- [Task item] Below are some entries. Copy each line in them that holds "pair".

- [Data extract]
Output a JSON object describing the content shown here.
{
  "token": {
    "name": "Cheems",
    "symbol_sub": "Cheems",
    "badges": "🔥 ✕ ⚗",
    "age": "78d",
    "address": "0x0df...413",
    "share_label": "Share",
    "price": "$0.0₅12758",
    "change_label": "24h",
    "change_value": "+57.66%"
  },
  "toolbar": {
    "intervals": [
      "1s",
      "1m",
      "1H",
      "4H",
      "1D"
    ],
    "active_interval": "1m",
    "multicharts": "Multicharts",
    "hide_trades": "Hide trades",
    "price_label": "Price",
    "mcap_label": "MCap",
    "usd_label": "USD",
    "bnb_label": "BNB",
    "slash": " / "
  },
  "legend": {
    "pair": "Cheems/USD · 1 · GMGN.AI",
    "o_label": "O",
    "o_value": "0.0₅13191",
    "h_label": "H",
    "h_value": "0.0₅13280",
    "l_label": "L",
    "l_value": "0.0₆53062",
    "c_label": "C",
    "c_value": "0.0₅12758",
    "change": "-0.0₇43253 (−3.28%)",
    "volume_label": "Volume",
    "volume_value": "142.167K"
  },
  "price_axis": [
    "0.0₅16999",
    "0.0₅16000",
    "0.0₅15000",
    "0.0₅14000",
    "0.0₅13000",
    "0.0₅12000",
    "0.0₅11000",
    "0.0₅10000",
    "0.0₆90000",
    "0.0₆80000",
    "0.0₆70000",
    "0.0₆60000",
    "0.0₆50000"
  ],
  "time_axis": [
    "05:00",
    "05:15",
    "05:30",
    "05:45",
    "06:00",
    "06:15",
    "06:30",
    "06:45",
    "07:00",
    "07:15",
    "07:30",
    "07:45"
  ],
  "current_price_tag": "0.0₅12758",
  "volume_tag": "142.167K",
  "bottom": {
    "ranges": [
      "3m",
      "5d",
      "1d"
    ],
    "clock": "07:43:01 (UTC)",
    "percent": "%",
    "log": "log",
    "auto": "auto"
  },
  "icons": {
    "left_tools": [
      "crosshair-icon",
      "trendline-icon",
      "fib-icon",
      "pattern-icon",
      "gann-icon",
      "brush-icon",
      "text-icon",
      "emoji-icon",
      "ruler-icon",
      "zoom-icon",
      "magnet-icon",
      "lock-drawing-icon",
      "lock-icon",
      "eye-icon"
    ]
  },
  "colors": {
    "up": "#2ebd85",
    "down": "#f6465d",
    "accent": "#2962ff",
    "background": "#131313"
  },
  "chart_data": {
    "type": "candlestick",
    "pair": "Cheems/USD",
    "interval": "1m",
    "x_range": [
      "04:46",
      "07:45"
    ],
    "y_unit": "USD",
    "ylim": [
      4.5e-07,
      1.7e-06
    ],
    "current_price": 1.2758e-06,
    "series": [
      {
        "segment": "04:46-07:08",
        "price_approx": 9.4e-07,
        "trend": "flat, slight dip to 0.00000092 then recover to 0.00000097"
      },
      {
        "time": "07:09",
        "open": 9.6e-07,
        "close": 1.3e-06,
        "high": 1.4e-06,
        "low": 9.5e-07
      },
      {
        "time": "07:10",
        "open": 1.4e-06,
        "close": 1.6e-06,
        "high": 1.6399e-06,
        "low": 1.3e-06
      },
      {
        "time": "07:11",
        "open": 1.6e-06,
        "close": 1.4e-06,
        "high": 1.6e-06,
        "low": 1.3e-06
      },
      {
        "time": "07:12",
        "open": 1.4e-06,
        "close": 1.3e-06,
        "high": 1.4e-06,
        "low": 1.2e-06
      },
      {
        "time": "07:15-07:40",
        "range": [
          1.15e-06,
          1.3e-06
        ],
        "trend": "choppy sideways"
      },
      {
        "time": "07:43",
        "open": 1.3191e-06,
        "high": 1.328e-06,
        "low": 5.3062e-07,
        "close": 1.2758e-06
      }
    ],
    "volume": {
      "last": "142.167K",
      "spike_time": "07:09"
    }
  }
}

- [Task response]
    "pair": "Cheems/USD · 1 · GMGN.AI",
    "pair": "Cheems/USD",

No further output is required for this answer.